**What you have to do:**
Every line in the listing is to be echoed verbatim.

--------

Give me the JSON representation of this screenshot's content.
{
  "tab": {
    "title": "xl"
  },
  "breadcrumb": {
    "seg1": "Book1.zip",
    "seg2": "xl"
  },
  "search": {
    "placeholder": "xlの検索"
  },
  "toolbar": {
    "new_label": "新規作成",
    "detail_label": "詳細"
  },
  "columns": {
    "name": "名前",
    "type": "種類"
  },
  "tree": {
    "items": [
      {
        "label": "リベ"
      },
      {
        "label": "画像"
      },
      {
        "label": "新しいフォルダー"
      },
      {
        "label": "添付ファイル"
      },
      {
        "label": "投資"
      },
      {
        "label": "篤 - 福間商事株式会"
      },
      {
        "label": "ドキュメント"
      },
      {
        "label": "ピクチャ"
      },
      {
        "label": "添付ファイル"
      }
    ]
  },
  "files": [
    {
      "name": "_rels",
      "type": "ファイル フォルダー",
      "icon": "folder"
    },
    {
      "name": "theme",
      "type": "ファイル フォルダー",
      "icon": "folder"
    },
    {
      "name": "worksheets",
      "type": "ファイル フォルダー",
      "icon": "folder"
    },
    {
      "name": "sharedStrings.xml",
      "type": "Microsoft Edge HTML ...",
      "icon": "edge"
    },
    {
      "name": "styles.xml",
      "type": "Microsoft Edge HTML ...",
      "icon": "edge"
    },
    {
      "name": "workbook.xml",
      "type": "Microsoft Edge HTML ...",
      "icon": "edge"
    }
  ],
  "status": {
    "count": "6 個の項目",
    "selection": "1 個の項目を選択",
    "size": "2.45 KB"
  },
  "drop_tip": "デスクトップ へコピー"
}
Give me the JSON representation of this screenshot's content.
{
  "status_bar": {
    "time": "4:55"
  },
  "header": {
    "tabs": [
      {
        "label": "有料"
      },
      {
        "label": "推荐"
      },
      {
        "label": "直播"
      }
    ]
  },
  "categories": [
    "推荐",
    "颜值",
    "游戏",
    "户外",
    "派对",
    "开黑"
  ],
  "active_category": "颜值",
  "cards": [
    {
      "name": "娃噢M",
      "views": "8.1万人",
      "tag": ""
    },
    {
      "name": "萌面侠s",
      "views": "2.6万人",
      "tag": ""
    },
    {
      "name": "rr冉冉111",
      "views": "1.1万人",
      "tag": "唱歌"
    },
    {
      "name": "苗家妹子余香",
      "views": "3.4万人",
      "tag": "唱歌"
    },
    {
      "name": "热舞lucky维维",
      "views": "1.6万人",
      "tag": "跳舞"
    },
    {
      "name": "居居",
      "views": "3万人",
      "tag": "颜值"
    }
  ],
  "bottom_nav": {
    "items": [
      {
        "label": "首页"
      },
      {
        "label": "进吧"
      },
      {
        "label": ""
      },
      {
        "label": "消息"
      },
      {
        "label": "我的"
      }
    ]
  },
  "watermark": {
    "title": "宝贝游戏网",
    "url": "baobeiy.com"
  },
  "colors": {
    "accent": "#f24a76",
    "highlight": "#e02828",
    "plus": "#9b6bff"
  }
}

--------

**Task answer:**
Give me the JSON representation of this screenshot's content.
{
  "tab": {
    "title": "xl"
  },
  "breadcrumb": {
    "seg1": "Book1.zip",
    "seg2": "xl"
  },
  "search": {
    "placeholder": "xlの検索"
  },
  "toolbar": {
    "new_label": "新規作成",
    "detail_label": "詳細"
  },
  "columns": {
    "name": "名前",
    "type": "種類"
  },
  "tree": {
    "items": [
      {
        "label": "リベ"
      },
      {
        "label": "画像"
      },
      {
        "label": "新しいフォルダー"
      },
      {
        "label": "添付ファイル"
      },
      {
        "label": "投資"
      },
      {
        "label": "篤 - 福間商事株式会"
      },
      {
        "label": "ドキュメント"
      },
      {
        "label": "ピクチャ"
      },
      {
        "label": "添付ファイル"
      }
    ]
  },
  "files": [
    {
      "name": "_rels",
      "type": "ファイル フォルダー",
      "icon": "folder"
    },
    {
      "name": "theme",
      "type": "ファイル フォルダー",
      "icon": "folder"
    },
    {
      "name": "worksheets",
      "type": "ファイル フォルダー",
      "icon": "folder"
    },
    {
      "name": "sharedStrings.xml",
      "type": "Microsoft Edge HTML ...",
      "icon": "edge"
    },
    {
      "name": "styles.xml",
      "type": "Microsoft Edge HTML ...",
      "icon": "edge"
    },
    {
      "name": "workbook.xml",
      "type": "Microsoft Edge HTML ...",
      "icon": "edge"
    }
  ],
  "status": {
    "count": "6 個の項目",
    "selection": "1 個の項目を選択",
    "size": "2.45 KB"
  },
  "drop_tip": "デスクトップ へコピー"
}
Give me the JSON representation of this screenshot's content.
{
  "status_bar": {
    "time": "4:55"
  },
  "header": {
    "tabs": [
      {
        "label": "有料"
      },
      {
        "label": "推荐"
      },
      {
        "label": "直播"
      }
    ]
  },
  "categories": [
    "推荐",
    "颜值",
    "游戏",
    "户外",
    "派对",
    "开黑"
  ],
  "active_category": "颜值",
  "cards": [
    {
      "name": "娃噢M",
      "views": "8.1万人",
      "tag": ""
    },
    {
      "name": "萌面侠s",
      "views": "2.6万人",
      "tag": ""
    },
    {
      "name": "rr冉冉111",
      "views": "1.1万人",
      "tag": "唱歌"
    },
    {
      "name": "苗家妹子余香",
      "views": "3.4万人",
      "tag": "唱歌"
    },
    {
      "name": "热舞lucky维维",
      "views": "1.6万人",
      "tag": "跳舞"
    },
    {
      "name": "居居",
      "views": "3万人",
      "tag": "颜值"
    }
  ],
  "bottom_nav": {
    "items": [
      {
        "label": "首页"
      },
      {
        "label": "进吧"
      },
      {
        "label": ""
      },
      {
        "label": "消息"
      },
      {
        "label": "我的"
      }
    ]
  },
  "watermark": {
    "title": "宝贝游戏网",
    "url": "baobeiy.com"
  },
  "colors": {
    "accent": "#f24a76",
    "highlight": "#e02828",
    "plus": "#9b6bff"
  }
}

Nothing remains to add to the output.